## Records for this task
————————

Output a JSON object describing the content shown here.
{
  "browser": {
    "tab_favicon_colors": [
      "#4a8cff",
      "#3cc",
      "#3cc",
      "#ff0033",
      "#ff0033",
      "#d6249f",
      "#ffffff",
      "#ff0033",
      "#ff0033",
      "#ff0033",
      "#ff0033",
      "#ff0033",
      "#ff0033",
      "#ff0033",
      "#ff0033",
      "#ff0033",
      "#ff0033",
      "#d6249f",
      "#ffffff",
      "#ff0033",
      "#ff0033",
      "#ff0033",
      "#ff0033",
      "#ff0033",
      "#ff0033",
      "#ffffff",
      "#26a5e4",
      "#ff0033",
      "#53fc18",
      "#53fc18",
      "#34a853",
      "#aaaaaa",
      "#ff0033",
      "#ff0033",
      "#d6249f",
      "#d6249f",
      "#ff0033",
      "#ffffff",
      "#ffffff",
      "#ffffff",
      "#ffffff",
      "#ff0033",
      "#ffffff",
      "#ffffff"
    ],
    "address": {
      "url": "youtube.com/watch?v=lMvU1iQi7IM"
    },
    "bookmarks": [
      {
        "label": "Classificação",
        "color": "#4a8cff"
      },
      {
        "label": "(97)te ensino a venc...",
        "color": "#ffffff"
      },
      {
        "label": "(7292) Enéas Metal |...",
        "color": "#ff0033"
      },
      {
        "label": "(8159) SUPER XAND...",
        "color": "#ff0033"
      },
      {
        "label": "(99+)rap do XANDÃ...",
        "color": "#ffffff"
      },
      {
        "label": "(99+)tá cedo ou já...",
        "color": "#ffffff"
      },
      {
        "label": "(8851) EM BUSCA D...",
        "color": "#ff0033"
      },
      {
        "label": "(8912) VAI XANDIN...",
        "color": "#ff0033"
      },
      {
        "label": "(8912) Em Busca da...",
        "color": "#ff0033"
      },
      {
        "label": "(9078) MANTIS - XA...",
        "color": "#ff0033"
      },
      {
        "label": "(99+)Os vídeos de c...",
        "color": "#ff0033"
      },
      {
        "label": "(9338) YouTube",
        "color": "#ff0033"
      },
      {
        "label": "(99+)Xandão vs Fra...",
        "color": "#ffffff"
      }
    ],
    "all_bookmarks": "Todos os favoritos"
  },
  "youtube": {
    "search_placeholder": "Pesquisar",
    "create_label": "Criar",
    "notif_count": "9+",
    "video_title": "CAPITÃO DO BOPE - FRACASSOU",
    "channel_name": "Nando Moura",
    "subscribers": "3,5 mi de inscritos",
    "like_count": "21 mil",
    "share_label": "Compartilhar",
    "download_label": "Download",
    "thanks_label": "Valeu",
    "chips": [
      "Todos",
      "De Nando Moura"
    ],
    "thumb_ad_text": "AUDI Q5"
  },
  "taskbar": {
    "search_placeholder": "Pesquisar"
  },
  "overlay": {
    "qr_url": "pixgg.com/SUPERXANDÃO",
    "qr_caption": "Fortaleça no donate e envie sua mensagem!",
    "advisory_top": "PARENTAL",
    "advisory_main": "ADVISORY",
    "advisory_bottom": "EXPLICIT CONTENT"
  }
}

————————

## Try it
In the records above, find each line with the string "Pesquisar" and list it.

## Exercise response
    "search_placeholder": "Pesquisar",
    "search_placeholder": "Pesquisar"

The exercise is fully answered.